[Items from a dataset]

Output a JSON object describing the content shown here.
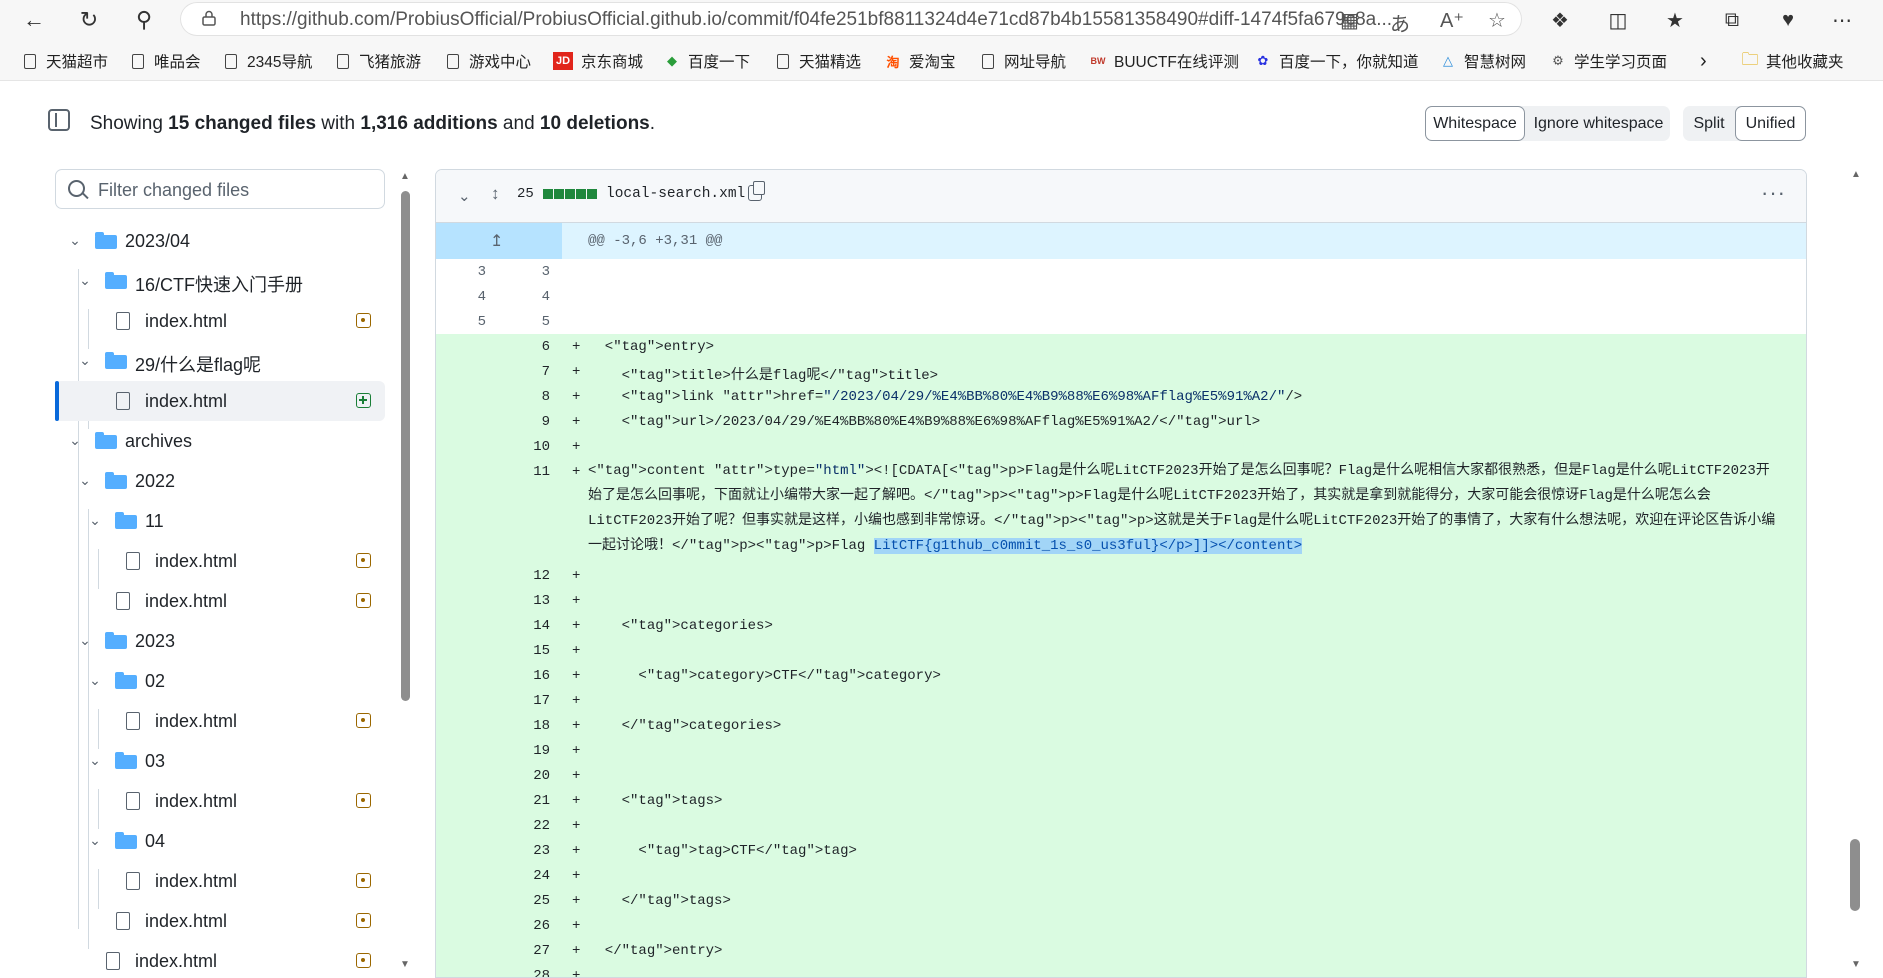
{
  "browser": {
    "url": "https://github.com/ProbiusOfficial/ProbiusOfficial.github.io/commit/f04fe251bf8811324d4e71cd87b4b15581358490#diff-1474f5fa679c8a...",
    "bookmarks": [
      "天猫超市",
      "唯品会",
      "2345导航",
      "飞猪旅游",
      "游戏中心",
      "京东商城",
      "百度一下",
      "天猫精选",
      "爱淘宝",
      "网址导航",
      "BUUCTF在线评测",
      "百度一下，你就知道",
      "智慧树网",
      "学生学习页面",
      "其他收藏夹"
    ]
  },
  "toolbar": {
    "summary_prefix": "Showing ",
    "summary_files": "15 changed files",
    "summary_with": " with ",
    "summary_additions": "1,316 additions",
    "summary_and": " and ",
    "summary_deletions": "10 deletions",
    "summary_end": ".",
    "whitespace": "Whitespace",
    "ignore_whitespace": "Ignore whitespace",
    "split": "Split",
    "unified": "Unified"
  },
  "tree": {
    "filter_placeholder": "Filter changed files",
    "items": [
      {
        "label": "2023/04",
        "type": "folder"
      },
      {
        "label": "16/CTF快速入门手册",
        "type": "folder"
      },
      {
        "label": "index.html",
        "type": "file",
        "status": "modified"
      },
      {
        "label": "29/什么是flag呢",
        "type": "folder"
      },
      {
        "label": "index.html",
        "type": "file",
        "status": "added",
        "active": true
      },
      {
        "label": "archives",
        "type": "folder"
      },
      {
        "label": "2022",
        "type": "folder"
      },
      {
        "label": "11",
        "type": "folder"
      },
      {
        "label": "index.html",
        "type": "file",
        "status": "modified"
      },
      {
        "label": "index.html",
        "type": "file",
        "status": "modified"
      },
      {
        "label": "2023",
        "type": "folder"
      },
      {
        "label": "02",
        "type": "folder"
      },
      {
        "label": "index.html",
        "type": "file",
        "status": "modified"
      },
      {
        "label": "03",
        "type": "folder"
      },
      {
        "label": "index.html",
        "type": "file",
        "status": "modified"
      },
      {
        "label": "04",
        "type": "folder"
      },
      {
        "label": "index.html",
        "type": "file",
        "status": "modified"
      },
      {
        "label": "index.html",
        "type": "file",
        "status": "modified"
      },
      {
        "label": "index.html",
        "type": "file",
        "status": "modified"
      }
    ]
  },
  "diff": {
    "changes": "25",
    "filename": "local-search.xml",
    "hunk": "@@ -3,6 +3,31 @@",
    "lines": [
      {
        "old": "3",
        "new": "3",
        "sign": "",
        "code": ""
      },
      {
        "old": "4",
        "new": "4",
        "sign": "",
        "code": ""
      },
      {
        "old": "5",
        "new": "5",
        "sign": "",
        "code": ""
      },
      {
        "old": "",
        "new": "6",
        "sign": "+",
        "code": "  <entry>"
      },
      {
        "old": "",
        "new": "7",
        "sign": "+",
        "code": "    <title>什么是flag呢</title>"
      },
      {
        "old": "",
        "new": "8",
        "sign": "+",
        "code": "    <link href=\"/2023/04/29/%E4%BB%80%E4%B9%88%E6%98%AFflag%E5%91%A2/\"/>"
      },
      {
        "old": "",
        "new": "9",
        "sign": "+",
        "code": "    <url>/2023/04/29/%E4%BB%80%E4%B9%88%E6%98%AFflag%E5%91%A2/</url>"
      },
      {
        "old": "",
        "new": "10",
        "sign": "+",
        "code": ""
      },
      {
        "old": "",
        "new": "11",
        "sign": "+",
        "code": "    <content type=\"html\"><![CDATA[<p>Flag是什么呢LitCTF2023开始了是怎么回事呢？Flag是什么呢相信大家都很熟悉，但是Flag是什么呢LitCTF2023开始了是怎么回事呢，下面就让小编带大家一起了解吧。</p><p>Flag是什么呢LitCTF2023开始了，其实就是拿到就能得分，大家可能会很惊讶Flag是什么呢怎么会LitCTF2023开始了呢？但事实就是这样，小编也感到非常惊讶。</p><p>这就是关于Flag是什么呢LitCTF2023开始了的事情了，大家有什么想法呢，欢迎在评论区告诉小编一起讨论哦！</p><p>Flag ",
        "highlight": "LitCTF{g1thub_c0mmit_1s_s0_us3ful}</p>]]></content>"
      },
      {
        "old": "",
        "new": "12",
        "sign": "+",
        "code": ""
      },
      {
        "old": "",
        "new": "13",
        "sign": "+",
        "code": ""
      },
      {
        "old": "",
        "new": "14",
        "sign": "+",
        "code": "    <categories>"
      },
      {
        "old": "",
        "new": "15",
        "sign": "+",
        "code": ""
      },
      {
        "old": "",
        "new": "16",
        "sign": "+",
        "code": "      <category>CTF</category>"
      },
      {
        "old": "",
        "new": "17",
        "sign": "+",
        "code": ""
      },
      {
        "old": "",
        "new": "18",
        "sign": "+",
        "code": "    </categories>"
      },
      {
        "old": "",
        "new": "19",
        "sign": "+",
        "code": ""
      },
      {
        "old": "",
        "new": "20",
        "sign": "+",
        "code": ""
      },
      {
        "old": "",
        "new": "21",
        "sign": "+",
        "code": "    <tags>"
      },
      {
        "old": "",
        "new": "22",
        "sign": "+",
        "code": ""
      },
      {
        "old": "",
        "new": "23",
        "sign": "+",
        "code": "      <tag>CTF</tag>"
      },
      {
        "old": "",
        "new": "24",
        "sign": "+",
        "code": ""
      },
      {
        "old": "",
        "new": "25",
        "sign": "+",
        "code": "    </tags>"
      },
      {
        "old": "",
        "new": "26",
        "sign": "+",
        "code": ""
      },
      {
        "old": "",
        "new": "27",
        "sign": "+",
        "code": "  </entry>"
      },
      {
        "old": "",
        "new": "28",
        "sign": "+",
        "code": ""
      }
    ]
  }
}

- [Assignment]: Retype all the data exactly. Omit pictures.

- [Written solution]:
Output a JSON object describing the content shown here.
{
  "browser": {
    "url": "https://github.com/ProbiusOfficial/ProbiusOfficial.github.io/commit/f04fe251bf8811324d4e71cd87b4b15581358490#diff-1474f5fa679c8a...",
    "bookmarks": [
      "天猫超市",
      "唯品会",
      "2345导航",
      "飞猪旅游",
      "游戏中心",
      "京东商城",
      "百度一下",
      "天猫精选",
      "爱淘宝",
      "网址导航",
      "BUUCTF在线评测",
      "百度一下，你就知道",
      "智慧树网",
      "学生学习页面",
      "其他收藏夹"
    ]
  },
  "toolbar": {
    "summary_prefix": "Showing ",
    "summary_files": "15 changed files",
    "summary_with": " with ",
    "summary_additions": "1,316 additions",
    "summary_and": " and ",
    "summary_deletions": "10 deletions",
    "summary_end": ".",
    "whitespace": "Whitespace",
    "ignore_whitespace": "Ignore whitespace",
    "split": "Split",
    "unified": "Unified"
  },
  "tree": {
    "filter_placeholder": "Filter changed files",
    "items": [
      {
        "label": "2023/04",
        "type": "folder"
      },
      {
        "label": "16/CTF快速入门手册",
        "type": "folder"
      },
      {
        "label": "index.html",
        "type": "file",
        "status": "modified"
      },
      {
        "label": "29/什么是flag呢",
        "type": "folder"
      },
      {
        "label": "index.html",
        "type": "file",
        "status": "added",
        "active": true
      },
      {
        "label": "archives",
        "type": "folder"
      },
      {
        "label": "2022",
        "type": "folder"
      },
      {
        "label": "11",
        "type": "folder"
      },
      {
        "label": "index.html",
        "type": "file",
        "status": "modified"
      },
      {
        "label": "index.html",
        "type": "file",
        "status": "modified"
      },
      {
        "label": "2023",
        "type": "folder"
      },
      {
        "label": "02",
        "type": "folder"
      },
      {
        "label": "index.html",
        "type": "file",
        "status": "modified"
      },
      {
        "label": "03",
        "type": "folder"
      },
      {
        "label": "index.html",
        "type": "file",
        "status": "modified"
      },
      {
        "label": "04",
        "type": "folder"
      },
      {
        "label": "index.html",
        "type": "file",
        "status": "modified"
      },
      {
        "label": "index.html",
        "type": "file",
        "status": "modified"
      },
      {
        "label": "index.html",
        "type": "file",
        "status": "modified"
      }
    ]
  },
  "diff": {
    "changes": "25",
    "filename": "local-search.xml",
    "hunk": "@@ -3,6 +3,31 @@",
    "lines": [
      {
        "old": "3",
        "new": "3",
        "sign": "",
        "code": ""
      },
      {
        "old": "4",
        "new": "4",
        "sign": "",
        "code": ""
      },
      {
        "old": "5",
        "new": "5",
        "sign": "",
        "code": ""
      },
      {
        "old": "",
        "new": "6",
        "sign": "+",
        "code": "  <entry>"
      },
      {
        "old": "",
        "new": "7",
        "sign": "+",
        "code": "    <title>什么是flag呢</title>"
      },
      {
        "old": "",
        "new": "8",
        "sign": "+",
        "code": "    <link href=\"/2023/04/29/%E4%BB%80%E4%B9%88%E6%98%AFflag%E5%91%A2/\"/>"
      },
      {
        "old": "",
        "new": "9",
        "sign": "+",
        "code": "    <url>/2023/04/29/%E4%BB%80%E4%B9%88%E6%98%AFflag%E5%91%A2/</url>"
      },
      {
        "old": "",
        "new": "10",
        "sign": "+",
        "code": ""
      },
      {
        "old": "",
        "new": "11",
        "sign": "+",
        "code": "    <content type=\"html\"><![CDATA[<p>Flag是什么呢LitCTF2023开始了是怎么回事呢？Flag是什么呢相信大家都很熟悉，但是Flag是什么呢LitCTF2023开始了是怎么回事呢，下面就让小编带大家一起了解吧。</p><p>Flag是什么呢LitCTF2023开始了，其实就是拿到就能得分，大家可能会很惊讶Flag是什么呢怎么会LitCTF2023开始了呢？但事实就是这样，小编也感到非常惊讶。</p><p>这就是关于Flag是什么呢LitCTF2023开始了的事情了，大家有什么想法呢，欢迎在评论区告诉小编一起讨论哦！</p><p>Flag ",
        "highlight": "LitCTF{g1thub_c0mmit_1s_s0_us3ful}</p>]]></content>"
      },
      {
        "old": "",
        "new": "12",
        "sign": "+",
        "code": ""
      },
      {
        "old": "",
        "new": "13",
        "sign": "+",
        "code": ""
      },
      {
        "old": "",
        "new": "14",
        "sign": "+",
        "code": "    <categories>"
      },
      {
        "old": "",
        "new": "15",
        "sign": "+",
        "code": ""
      },
      {
        "old": "",
        "new": "16",
        "sign": "+",
        "code": "      <category>CTF</category>"
      },
      {
        "old": "",
        "new": "17",
        "sign": "+",
        "code": ""
      },
      {
        "old": "",
        "new": "18",
        "sign": "+",
        "code": "    </categories>"
      },
      {
        "old": "",
        "new": "19",
        "sign": "+",
        "code": ""
      },
      {
        "old": "",
        "new": "20",
        "sign": "+",
        "code": ""
      },
      {
        "old": "",
        "new": "21",
        "sign": "+",
        "code": "    <tags>"
      },
      {
        "old": "",
        "new": "22",
        "sign": "+",
        "code": ""
      },
      {
        "old": "",
        "new": "23",
        "sign": "+",
        "code": "      <tag>CTF</tag>"
      },
      {
        "old": "",
        "new": "24",
        "sign": "+",
        "code": ""
      },
      {
        "old": "",
        "new": "25",
        "sign": "+",
        "code": "    </tags>"
      },
      {
        "old": "",
        "new": "26",
        "sign": "+",
        "code": ""
      },
      {
        "old": "",
        "new": "27",
        "sign": "+",
        "code": "  </entry>"
      },
      {
        "old": "",
        "new": "28",
        "sign": "+",
        "code": ""
      }
    ]
  }
}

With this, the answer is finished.